Recently, I had a couple in for counseling. They were both experiencing huge marital conflicts. In learning about them, I found out that neither were saved and redeemed by Christ. We then spent weeks going through the gospel. One of their homework assignments was to pray and ask God to help them toward salvation. When they both decided to place Christ as their King, I was ecstatic! The reason? The power to change and embrace Christ was shown in Him answering the prayer.

Lesson 3: When prayerful dependence is shown, God receives the glory.

When the boy was healed in Mark 9, no one was like, “wow those disciples are great stuff.” Jesus Christ stood alone as being supreme. This is what counseling should regularly look like. As a fellow fallen human, I am no different than my counselees. My job is to show the awesome power of God in His word so that He receives glory and praise.

When the counselee incorporates prayer into their life, it is so wonderful because then we get to praise God. This can be difficult when suffering and change is not happening as quickly as desired. A good passage to remember is Colossians 4:2. It states, “Continue steadfastly in prayer; being watchful in it with thanksgiving.” Persistently and courageously asking God with a thankful heart is a necessary step when counseling. For when this happens, God receives glory.

We could be just like the disciples in Mark 9 if we are not careful. Do you think your counseling is going nowhere? Do you think that you are going nowhere in your ability to overcome? The question to ask is ‘how is your prayer life going?’

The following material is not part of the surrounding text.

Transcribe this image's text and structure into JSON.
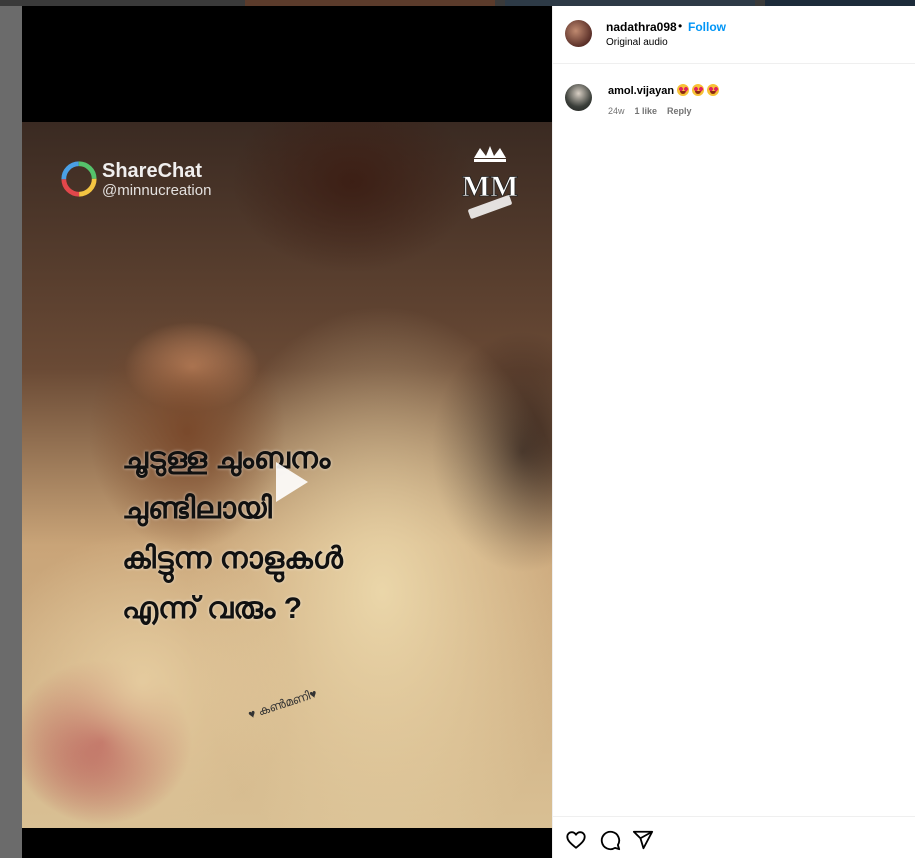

Lee MorrisonLee Morrison
Lee D. Morrison, Associate Director of Student Advocacy and Deputy Title IX Coordinator is located in the department of Residential Life. Lee serves on the senior leadership team that manages all aspects of residential life for nearly 13,000 students. This includes providing leadership and oversight for all residential life staff on threat management, student of concern reports and Title IX case follow up. Current responsibilities include providing crisis management supervision for all students living in the residence halls, conduct case administration, and departmental collaboration. He earned a master’s degree from Purdue University and a bachelor’s degree from Ball State University. Lee is married to his wife Emily who actively helps him in serving at Faith Church. His ministry involvement includes serving on the counseling ministry and teaching an adult Sunday school class. His community involvement is with the Tippecanoe Election Board as a poll worker and the Lafayette Community Foundation – Men Who Give.